    There's somewhat a lot of interest in online games that are fun to play, and quite a lot of interesting educational games for people to utilize. I haven't seen anything engaging for young children to play anything that would tell them how to multiply large numbers in an easier manner than doing it on your hands. I also want some advanced concepts better explained or educated rather than listening to some Hindu on YouTube that is trying to make spare change, like the Khan Academy.

    One of my other ideas is to invest into online video production for entertainment. It wouldn't make much money; but, in my opinion the quality of in-game graphics has improved so considerably that you can make some photo-realistic scenes even in something like Unreal Engine 4/5. See for yourself:


    So, yeah, education and entertainment.
  • The Shoutbox
    Seems like I was wrong again. Macaroni and Cheese from Kraft has been around from 1937.

    https://www.google.com/search?q=how+old+is+macaroni+%26+cheese
  • The Shoutbox


    Imagine what would happen if they disclosed Macaroni & Cheese back then? There's be strikes and lynching all over the neighborhoods.
  • Currently Reading
    Reading an old one and no longer taken seriously.

    The Price of Inequality by Joseph Stiglitz

    Sadly, none of which really gathered too much in effect in policies or mandates against reckless market behavior.
  • Do people desire to be consistent?
    I have a personal narrative. It didn't come from my desire of consistency though, its rather more just a series of twists to satisfy my conflict of interest.john27

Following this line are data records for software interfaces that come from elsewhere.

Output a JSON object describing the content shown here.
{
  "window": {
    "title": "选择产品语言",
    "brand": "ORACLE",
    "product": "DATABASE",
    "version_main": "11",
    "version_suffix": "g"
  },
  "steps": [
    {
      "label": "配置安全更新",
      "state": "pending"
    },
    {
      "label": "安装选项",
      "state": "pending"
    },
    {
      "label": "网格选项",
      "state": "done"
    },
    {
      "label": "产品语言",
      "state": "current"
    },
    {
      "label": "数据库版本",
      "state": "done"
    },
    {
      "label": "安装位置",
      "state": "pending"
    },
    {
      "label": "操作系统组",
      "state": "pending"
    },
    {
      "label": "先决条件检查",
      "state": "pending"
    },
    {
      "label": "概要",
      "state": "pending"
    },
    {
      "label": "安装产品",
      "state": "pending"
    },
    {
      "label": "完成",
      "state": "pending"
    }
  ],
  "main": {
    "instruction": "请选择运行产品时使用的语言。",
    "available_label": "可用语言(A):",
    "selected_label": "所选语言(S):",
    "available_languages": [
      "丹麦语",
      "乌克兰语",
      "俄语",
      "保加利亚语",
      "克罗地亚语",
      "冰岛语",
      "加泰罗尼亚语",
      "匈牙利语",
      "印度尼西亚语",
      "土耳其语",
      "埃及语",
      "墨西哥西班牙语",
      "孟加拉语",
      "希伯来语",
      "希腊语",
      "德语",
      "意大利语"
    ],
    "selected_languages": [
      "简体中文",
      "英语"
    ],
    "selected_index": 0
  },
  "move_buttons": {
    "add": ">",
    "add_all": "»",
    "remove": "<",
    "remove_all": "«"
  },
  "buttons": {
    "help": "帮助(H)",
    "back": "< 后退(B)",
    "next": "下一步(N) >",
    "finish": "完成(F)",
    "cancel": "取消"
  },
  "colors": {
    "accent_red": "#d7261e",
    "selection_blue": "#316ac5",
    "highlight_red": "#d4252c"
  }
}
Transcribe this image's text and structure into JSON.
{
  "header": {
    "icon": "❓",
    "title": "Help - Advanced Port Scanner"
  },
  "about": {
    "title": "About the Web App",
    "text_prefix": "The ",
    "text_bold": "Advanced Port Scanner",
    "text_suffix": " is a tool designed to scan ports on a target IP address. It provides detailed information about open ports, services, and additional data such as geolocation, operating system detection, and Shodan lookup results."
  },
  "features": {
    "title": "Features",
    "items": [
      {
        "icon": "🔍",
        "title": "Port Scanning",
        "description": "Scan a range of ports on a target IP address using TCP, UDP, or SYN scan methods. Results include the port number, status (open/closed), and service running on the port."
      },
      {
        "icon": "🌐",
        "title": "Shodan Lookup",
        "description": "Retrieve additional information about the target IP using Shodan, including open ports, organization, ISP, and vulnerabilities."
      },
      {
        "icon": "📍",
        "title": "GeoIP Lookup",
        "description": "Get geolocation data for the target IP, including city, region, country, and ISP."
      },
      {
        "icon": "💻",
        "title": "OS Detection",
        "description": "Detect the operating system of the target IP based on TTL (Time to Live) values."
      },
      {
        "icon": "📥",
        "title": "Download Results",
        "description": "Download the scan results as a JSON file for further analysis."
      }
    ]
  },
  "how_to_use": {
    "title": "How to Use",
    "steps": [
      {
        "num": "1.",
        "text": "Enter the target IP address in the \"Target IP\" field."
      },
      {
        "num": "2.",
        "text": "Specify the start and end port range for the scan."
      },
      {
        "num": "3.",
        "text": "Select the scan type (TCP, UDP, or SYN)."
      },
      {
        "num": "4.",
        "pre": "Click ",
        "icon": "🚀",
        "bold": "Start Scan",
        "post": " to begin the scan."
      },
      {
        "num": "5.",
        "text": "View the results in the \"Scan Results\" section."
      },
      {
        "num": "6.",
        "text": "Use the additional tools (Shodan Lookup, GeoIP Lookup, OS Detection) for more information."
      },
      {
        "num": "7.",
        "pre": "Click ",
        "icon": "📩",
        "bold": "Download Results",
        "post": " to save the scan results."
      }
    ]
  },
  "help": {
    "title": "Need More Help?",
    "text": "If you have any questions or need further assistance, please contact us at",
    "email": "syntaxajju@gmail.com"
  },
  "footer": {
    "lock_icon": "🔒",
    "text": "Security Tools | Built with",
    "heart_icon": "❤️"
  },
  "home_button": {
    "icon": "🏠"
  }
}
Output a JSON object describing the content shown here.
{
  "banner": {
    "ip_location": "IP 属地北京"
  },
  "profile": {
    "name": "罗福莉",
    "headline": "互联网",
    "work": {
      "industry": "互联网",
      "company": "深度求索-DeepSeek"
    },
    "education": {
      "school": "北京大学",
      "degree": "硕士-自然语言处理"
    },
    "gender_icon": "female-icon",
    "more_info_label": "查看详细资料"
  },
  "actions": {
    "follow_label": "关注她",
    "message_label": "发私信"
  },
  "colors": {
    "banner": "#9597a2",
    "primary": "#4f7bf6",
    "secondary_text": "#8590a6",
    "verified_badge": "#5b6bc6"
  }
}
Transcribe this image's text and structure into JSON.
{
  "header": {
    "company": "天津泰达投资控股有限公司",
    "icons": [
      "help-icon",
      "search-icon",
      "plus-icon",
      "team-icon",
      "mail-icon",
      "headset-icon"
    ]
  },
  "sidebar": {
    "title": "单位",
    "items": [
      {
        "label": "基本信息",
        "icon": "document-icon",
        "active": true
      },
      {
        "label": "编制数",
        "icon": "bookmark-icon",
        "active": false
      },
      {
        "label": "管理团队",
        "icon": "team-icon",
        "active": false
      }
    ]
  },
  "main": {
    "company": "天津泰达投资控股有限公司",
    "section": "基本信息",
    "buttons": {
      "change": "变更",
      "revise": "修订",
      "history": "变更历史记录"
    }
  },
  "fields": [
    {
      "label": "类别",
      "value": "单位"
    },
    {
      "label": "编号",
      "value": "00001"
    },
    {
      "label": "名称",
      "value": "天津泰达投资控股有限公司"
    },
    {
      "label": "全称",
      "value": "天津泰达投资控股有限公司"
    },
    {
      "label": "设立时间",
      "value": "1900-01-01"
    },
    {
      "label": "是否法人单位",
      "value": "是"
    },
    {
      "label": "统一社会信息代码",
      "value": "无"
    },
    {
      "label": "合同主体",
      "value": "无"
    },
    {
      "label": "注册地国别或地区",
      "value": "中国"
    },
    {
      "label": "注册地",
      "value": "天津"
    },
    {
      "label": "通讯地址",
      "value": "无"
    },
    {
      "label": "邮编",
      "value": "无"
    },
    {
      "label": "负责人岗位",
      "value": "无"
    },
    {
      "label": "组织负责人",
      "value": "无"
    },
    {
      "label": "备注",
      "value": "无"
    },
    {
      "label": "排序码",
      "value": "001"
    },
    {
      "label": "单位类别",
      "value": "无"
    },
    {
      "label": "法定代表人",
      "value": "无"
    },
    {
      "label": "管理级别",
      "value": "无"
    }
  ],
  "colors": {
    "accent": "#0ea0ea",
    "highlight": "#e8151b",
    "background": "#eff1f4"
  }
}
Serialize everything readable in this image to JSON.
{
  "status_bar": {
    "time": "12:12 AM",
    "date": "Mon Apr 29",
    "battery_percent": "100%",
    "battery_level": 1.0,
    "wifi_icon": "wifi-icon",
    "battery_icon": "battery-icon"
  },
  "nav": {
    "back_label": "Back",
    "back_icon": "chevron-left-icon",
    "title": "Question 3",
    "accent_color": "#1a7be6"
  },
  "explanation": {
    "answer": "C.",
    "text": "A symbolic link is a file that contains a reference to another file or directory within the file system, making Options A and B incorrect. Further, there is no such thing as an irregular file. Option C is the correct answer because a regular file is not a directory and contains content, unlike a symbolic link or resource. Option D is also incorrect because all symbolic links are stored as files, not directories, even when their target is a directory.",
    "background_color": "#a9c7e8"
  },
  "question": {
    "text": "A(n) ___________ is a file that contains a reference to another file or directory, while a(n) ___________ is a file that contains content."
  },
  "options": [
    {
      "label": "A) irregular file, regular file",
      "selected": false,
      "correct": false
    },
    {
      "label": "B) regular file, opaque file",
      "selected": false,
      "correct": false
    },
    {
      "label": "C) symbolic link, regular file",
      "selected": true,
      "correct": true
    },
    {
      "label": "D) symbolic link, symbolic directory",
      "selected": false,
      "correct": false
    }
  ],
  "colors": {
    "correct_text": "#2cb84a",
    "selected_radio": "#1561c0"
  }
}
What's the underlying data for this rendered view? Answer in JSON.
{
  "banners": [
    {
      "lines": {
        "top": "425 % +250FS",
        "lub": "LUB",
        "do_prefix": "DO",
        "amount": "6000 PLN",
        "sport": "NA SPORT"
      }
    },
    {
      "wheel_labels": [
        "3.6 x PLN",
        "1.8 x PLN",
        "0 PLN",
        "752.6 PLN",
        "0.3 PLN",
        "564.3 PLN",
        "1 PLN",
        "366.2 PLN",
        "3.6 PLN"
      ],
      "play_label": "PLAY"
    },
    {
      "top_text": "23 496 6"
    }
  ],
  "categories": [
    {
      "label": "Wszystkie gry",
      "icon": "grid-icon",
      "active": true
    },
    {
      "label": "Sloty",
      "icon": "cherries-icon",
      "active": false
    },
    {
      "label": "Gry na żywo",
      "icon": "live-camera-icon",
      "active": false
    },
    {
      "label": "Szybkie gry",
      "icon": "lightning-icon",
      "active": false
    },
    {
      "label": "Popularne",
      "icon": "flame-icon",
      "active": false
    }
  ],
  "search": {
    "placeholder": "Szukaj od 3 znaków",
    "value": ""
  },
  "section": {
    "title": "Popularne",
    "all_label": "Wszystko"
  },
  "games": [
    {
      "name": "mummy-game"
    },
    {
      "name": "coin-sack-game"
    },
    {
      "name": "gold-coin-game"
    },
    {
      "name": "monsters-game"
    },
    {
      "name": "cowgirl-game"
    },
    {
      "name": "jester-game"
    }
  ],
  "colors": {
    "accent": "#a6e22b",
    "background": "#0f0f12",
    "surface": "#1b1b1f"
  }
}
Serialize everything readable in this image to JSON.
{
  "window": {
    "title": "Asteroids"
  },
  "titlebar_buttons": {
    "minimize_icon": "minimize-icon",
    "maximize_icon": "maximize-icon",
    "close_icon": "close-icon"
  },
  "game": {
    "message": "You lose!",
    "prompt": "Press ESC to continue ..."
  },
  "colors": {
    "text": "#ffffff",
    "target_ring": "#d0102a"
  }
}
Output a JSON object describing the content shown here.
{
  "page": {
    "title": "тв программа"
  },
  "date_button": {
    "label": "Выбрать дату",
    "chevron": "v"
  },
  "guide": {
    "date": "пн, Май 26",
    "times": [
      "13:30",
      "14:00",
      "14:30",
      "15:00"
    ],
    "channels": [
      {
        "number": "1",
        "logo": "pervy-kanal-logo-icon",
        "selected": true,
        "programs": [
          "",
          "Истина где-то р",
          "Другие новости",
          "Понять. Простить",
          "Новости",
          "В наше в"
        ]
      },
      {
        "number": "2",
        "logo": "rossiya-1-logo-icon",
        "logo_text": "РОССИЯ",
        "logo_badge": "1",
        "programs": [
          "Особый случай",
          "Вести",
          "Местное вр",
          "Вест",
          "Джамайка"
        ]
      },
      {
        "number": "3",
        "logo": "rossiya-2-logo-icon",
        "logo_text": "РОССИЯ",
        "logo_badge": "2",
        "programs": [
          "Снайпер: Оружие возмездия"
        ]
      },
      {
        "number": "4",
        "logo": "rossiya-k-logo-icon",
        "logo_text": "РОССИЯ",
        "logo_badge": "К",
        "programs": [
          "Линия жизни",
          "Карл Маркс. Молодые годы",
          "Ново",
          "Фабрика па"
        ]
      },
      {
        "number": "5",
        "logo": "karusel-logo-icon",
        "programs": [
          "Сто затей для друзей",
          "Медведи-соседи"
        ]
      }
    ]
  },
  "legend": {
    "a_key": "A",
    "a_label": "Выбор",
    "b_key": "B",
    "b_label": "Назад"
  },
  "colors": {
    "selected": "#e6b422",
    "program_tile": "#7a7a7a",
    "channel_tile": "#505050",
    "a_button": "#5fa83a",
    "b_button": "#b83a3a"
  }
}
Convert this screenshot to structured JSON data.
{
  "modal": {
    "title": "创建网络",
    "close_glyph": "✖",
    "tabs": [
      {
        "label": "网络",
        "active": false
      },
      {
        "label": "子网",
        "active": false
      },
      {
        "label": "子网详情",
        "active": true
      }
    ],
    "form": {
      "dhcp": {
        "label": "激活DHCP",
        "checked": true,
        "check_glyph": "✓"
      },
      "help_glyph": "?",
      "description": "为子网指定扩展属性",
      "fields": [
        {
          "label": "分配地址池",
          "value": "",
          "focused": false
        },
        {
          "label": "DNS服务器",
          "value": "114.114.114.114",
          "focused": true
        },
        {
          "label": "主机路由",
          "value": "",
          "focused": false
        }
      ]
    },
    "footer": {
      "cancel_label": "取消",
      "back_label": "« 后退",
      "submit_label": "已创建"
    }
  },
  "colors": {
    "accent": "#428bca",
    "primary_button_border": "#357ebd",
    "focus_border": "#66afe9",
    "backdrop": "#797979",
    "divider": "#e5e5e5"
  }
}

    I have a pretty weak narrative in my head. I don't really have a strong causal narrative in my head for the matter. I think it differs for each person on how they perceive issues in their life. Hitler called it Mein Kampf, and Buddha called it the Noble Eightfold Path.
  • Do people desire to be consistent?
    I believe all people have a narrative in their head shaped and governed by how they internalize issues and thoughts. That 'narrative' is governed by some semblance of consistency in my opinion, no?
  • I'm really rich, what should I do?
    Start a non-profit community/education center that focuses on helping folks with some aspect of development you think is worth it. You could probably afford quite a few of these.

    Fund scholarships/grants.

    Travel the world like Leon Logothetis and enhance peoples lives who demnonstrate unusual kindness.

    Give money away to charity.

    Fund the short story contest prize for $10,000

    Hire me.
    Nils Loc

    Of all the things, I'd rather hire you. I'm very vigilant about what I should do with my money now that I finally have some.

    Let me know what you'd like to do in PM or even here.
  • I'm really rich, what should I do?
    I think that's a good idea. The max IRA contribution is $6,000 per year, so you should be able to funnel your tens of billions of dollars into your tax free investments in a couple of billion of years. Well, maybe less because it increases to $7,000 I think at age 50.Hanover

    Ah yes, I believe it is something I can not do. I totally forgot all the formalities with all the buzz around what's happening recently. Sorry.

    But anyway, congrats on your big payday!! Was it your year end bonus?Hanover

    I'm not a CEO. I just sold some ideas.
  • I'm really rich, what should I do?
    Are you trying to say you’re a billionaire? Or is this just to make a point?Xtrix

    Yes, I am a billionaire. I don't want to come off as stuck up or anything; but, that's what I was able to do. I don't even want 'money' to change me.
  • I'm really rich, what should I do?
    Alternative 2 - Call your therapist and ask him to increase the dosage on your mood stabilizers.T Clark

    You're an engineer so, I'll disclose the generalities of the ideas of the patents sold for your benefit or amusement:

    I made my money with a novel way to provide cheap and effective air conditioning consisting of utilizing sound waves or in an even more advanced version ultra-sound to decrease Brownian motion inside a chamber where the sound or ultra-sound waves decrease the volume of the coolant (PV=nRT) and with that expends the ambient temperature of the coolant. It's really much simpler than kinematic cooling through compression of the coolant.

    I don't think making up these stories would make any sense. I really sold these ideas and made a profit.